It’s enough to make you want to get married all over again, maybe. On the other hand, you can share joy enough by driving along an avenue of flowers and garlanded miniature trees to Bartle Hall Hotel in the heart of the lush Lancashire countryside, to then sit by the lawns in the wooded grounds amid a chorus of birdsong and enjoy a glass of fizz, or an afternoon tea.
The 18th century former manor house is out of the top drawer as a wedding venue, close to the county admin centre of Preston, while also giving ready access to Fylde Coast – which is a lot more than just Blackpool, fun though it is as the most famous, all-singing, all-dancing seaside blast in the country.
Bartle Hall is also a lot more than just weddings, with a choice of function suites to suit all manner of occasions. But romance has to figure high on the list and is apparent in whatever setting, be it a room for relaxing, hosting a reception and dancing, or a discreet retreat from the madding crowd.
The AA 4Star and English Tourism 4Rosette hotel has 14 rooms in the main building, plus a couple of rather swish tucked-away surprises in the grounds.
One such hideaway is Ivy Cottage, aptly named because it is draped in, you guessed it, a cloak of ivy. The original cottage building has been carefully restored and fitted with the very best mod cons, including giant, double-ended bath (!), walk-in monsoon shower and a sleek, modern four-poster. Even a large, flat-screen TV, too, should you require a diversion. If you need a breather, it also has a curtained back door leading to a small, very private, outdoor deck with a table and outdoor armchairs, perhaps just the ticket for a second bottle of fizz. My long-time favourite Veuve Clicquot is very reasonable, by the way, even the rose!
Which brings us round to dining in the Nest, another tastefully restored room, which is just one among many at Bartle Hall to retain lots of original detail and character, while getting a modern makeover in decor and artwork which chimes in perfectly.
It also has relaxing views of the grounds, with sweeping lawns and majestic mature trees, including an amazing oak and a yew which it’s impossible to resist standing under among the bluebells and marvelling at the photo opportunities.
Pleasant outlook as you peruse the menu, with chefs Rowan and Grahame producing a surprisingly varied menu on a weekday evening, and ticking all my boxes with Ribble sea trout served on crushed potatoes, with cockles, samphire, wild sorrel and Lytham brown shrimp.
Food and beverage manager Heather (inspired hairstyle!) shows a welcome stress on seasonal local ingredients, and in a part of the world with such rich natural resources, it’s no surprise to note that the menu almost works in food yards than food miles – lots of the delicious items are from farms and suppliers just up or down the road a tad, or from the nearby coast.

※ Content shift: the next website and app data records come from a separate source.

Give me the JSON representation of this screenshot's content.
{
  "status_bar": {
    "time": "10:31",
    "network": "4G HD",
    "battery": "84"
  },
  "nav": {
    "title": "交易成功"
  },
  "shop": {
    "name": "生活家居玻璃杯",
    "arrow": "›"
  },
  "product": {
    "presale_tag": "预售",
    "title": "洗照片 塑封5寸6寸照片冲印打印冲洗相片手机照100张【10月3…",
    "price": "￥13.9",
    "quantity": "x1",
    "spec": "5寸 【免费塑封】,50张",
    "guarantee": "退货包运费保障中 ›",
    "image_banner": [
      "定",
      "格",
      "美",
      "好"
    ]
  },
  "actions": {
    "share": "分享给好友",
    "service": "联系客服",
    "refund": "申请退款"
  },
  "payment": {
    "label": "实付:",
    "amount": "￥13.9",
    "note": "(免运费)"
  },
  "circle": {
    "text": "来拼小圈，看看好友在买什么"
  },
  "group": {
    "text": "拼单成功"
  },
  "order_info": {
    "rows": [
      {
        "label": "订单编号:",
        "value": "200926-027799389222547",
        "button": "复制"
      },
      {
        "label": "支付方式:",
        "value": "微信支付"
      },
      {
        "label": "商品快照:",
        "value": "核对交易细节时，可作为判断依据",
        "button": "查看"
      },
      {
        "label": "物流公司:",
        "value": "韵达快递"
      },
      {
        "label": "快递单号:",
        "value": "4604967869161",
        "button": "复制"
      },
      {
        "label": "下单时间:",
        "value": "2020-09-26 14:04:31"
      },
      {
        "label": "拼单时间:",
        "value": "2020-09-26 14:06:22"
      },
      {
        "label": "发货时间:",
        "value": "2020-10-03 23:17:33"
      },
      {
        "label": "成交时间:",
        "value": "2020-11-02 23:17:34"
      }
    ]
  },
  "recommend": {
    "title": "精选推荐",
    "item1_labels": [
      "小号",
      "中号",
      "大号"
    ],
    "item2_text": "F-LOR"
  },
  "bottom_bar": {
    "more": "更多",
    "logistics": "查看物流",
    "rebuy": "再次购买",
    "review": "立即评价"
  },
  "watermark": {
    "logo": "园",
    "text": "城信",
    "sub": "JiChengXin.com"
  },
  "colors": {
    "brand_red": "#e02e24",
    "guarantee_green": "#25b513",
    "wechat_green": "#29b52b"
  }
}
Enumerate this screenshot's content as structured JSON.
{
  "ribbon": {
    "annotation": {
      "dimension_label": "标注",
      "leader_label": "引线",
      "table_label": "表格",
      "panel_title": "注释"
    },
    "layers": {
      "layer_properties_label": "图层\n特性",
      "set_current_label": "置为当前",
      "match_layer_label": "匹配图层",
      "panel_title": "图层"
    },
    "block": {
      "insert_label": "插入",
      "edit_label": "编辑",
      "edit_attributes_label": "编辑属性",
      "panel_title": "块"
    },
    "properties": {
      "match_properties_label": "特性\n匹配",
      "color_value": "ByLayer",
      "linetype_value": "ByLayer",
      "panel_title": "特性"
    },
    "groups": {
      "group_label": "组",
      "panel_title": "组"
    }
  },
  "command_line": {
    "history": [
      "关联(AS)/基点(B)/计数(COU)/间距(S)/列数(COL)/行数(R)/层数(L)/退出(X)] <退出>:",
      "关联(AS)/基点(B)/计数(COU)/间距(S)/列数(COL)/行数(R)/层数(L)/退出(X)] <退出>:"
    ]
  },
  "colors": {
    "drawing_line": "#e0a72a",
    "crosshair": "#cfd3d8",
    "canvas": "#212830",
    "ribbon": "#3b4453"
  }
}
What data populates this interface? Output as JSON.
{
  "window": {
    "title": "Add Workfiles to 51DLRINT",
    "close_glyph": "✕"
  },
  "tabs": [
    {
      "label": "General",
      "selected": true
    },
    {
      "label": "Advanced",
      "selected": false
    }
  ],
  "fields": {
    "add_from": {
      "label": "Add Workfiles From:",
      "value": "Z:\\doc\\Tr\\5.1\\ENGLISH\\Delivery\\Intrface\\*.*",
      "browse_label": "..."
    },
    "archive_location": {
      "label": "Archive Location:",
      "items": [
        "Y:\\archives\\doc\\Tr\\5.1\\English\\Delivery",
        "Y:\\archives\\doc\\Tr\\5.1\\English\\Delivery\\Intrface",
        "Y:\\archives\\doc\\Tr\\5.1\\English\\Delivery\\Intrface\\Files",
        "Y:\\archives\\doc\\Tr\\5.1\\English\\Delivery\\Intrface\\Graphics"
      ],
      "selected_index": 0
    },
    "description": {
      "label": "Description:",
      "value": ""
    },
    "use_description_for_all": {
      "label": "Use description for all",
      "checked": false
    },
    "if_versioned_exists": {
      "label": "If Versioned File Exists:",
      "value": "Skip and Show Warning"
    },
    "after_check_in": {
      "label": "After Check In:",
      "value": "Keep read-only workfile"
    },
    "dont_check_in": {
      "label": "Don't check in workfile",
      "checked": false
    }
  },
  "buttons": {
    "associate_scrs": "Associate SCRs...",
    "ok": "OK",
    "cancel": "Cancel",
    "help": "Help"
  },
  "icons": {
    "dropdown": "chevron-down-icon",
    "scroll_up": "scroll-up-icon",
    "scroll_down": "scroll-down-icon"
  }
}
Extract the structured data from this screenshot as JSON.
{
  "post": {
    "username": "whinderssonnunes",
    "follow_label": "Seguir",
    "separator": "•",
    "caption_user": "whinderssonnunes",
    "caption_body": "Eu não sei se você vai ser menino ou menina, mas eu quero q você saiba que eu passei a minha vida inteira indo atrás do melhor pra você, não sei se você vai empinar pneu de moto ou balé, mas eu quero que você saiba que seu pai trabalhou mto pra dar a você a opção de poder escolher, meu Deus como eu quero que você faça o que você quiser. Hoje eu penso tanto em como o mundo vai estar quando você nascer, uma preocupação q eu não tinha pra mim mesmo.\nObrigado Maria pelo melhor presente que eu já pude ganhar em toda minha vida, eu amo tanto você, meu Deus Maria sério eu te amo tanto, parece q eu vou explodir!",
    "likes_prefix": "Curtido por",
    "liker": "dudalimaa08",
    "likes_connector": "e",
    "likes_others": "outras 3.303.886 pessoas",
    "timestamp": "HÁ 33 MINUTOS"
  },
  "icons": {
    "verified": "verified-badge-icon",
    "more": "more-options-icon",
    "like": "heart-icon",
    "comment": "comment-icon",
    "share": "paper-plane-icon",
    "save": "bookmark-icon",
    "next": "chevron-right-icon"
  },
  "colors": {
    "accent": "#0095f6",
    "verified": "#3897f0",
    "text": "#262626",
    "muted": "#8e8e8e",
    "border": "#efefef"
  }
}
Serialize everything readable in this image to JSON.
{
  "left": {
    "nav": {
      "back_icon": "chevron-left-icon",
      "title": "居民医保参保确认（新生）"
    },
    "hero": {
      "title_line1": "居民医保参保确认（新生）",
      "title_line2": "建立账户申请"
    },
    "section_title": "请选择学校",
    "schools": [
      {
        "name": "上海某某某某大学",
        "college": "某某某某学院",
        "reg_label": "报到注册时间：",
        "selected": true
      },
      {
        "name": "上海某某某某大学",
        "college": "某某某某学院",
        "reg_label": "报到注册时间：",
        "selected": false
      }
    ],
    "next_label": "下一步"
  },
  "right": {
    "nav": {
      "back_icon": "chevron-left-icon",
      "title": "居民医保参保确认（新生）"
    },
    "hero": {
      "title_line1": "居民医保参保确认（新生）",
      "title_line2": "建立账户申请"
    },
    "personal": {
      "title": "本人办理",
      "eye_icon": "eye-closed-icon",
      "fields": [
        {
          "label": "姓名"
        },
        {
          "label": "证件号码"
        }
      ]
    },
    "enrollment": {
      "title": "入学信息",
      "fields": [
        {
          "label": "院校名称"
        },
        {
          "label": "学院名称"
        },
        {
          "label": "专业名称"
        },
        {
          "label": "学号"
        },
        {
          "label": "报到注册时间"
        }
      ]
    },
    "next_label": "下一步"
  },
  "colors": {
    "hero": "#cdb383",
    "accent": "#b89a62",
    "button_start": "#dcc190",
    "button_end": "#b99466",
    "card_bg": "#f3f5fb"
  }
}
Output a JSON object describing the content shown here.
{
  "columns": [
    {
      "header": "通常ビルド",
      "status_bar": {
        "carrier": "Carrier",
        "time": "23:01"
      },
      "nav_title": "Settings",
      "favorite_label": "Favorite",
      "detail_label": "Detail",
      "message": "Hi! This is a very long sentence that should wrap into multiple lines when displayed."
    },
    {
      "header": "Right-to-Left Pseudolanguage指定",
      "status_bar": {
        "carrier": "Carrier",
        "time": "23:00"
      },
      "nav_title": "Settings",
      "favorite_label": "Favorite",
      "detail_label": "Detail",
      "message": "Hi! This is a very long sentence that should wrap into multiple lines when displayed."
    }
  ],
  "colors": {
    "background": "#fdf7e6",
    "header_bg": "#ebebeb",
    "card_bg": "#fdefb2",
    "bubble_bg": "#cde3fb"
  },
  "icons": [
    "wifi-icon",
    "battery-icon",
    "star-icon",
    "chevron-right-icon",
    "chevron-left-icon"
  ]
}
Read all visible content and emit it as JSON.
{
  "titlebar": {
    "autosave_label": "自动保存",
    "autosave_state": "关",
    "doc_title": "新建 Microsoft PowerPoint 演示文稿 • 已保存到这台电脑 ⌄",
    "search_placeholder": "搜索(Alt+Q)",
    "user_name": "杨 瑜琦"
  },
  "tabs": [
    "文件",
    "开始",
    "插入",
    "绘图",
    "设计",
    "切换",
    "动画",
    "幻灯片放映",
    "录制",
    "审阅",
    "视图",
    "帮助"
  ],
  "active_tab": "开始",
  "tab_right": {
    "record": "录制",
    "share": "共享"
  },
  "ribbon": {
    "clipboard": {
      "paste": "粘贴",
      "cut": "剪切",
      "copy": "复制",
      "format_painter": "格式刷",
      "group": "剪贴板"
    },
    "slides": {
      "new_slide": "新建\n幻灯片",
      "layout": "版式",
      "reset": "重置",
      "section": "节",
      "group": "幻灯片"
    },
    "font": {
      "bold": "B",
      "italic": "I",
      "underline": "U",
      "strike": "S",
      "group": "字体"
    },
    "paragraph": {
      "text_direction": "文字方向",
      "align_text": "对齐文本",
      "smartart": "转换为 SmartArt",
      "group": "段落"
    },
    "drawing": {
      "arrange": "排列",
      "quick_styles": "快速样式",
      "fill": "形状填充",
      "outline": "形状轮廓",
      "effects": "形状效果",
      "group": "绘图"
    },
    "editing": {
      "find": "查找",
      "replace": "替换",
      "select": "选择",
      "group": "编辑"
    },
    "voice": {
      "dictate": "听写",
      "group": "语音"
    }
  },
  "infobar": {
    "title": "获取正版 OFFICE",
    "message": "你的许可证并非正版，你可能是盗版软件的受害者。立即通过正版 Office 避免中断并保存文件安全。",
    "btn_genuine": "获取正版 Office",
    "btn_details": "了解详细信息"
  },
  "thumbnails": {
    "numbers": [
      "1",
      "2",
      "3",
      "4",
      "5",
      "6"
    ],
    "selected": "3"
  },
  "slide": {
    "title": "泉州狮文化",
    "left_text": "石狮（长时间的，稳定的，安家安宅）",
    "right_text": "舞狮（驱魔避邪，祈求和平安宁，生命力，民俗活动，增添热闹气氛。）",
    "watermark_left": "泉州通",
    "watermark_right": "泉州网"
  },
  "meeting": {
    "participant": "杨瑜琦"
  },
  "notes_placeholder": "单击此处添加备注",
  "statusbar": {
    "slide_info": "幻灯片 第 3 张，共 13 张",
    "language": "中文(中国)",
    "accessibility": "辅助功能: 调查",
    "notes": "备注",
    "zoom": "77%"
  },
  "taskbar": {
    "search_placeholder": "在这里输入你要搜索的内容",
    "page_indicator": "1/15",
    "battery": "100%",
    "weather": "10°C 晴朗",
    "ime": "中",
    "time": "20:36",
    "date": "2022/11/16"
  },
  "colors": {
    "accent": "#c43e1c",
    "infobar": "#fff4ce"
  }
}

It’s a real pleasure to find a restaurant proudly listing things like Goosnargh chicken and duck, Tarleton rainbow carrots, Formby asparagus, Ashcroft’s beetroot and Dewlay cheeses from Garstang.
Lancashire on a plate, especially at breakfast with the extra treats of Greaves dry cure bacon, Sawley’s organic free range eggs, John Penny farmhouse sausage, Smithy’s field mushrooms, Neaves smoked salmon and haddock, and even R S Ireland black pudding, from my part of the world in the Rossendale Valley. Add Gornall’s fruit juice and dairy items and some Ann Forshaw yoghurt and you might even harbour thoughts that the County Palatine could declare independence and survive quite nicely, thank you.
Local knowledge and local roots, too, for the hotel is family-owned and family-run, with the personal touch very much in evidence. There’s an air of relaxed, welcoming luxury about the place and much of that has to do with the staff, from the minute you’re signed in by Sophie on reception to when you’re served drinks and dinner by Beth and Amber and then greeted for breakfast by Peggy, who knew exactly the right moment to appear with an extra coffee as I sat outside in the sun trying to catch up on some writing.
Outside is the place to be for a glass or two of Pimm’s, which is an ideal introduction to afternoon tea, hopefully in the sunshine. There are a number of ticket-only events in the grounds, depending on the calendar, and if you’re quick, you might still catch a Wimbledon Final special on Sunday, 10 July, where there’s a his and hers afternoon tea and tennis on both indoor and outdoor TV screens.
Lawn games for grown-ups and youngsters, too, but the strawberries and Pimm’s are the winners for me. It’s game, set and match to Bartle Hall.
Bartle Hall Country Hotel and Restaurant
Bartle, nr Preston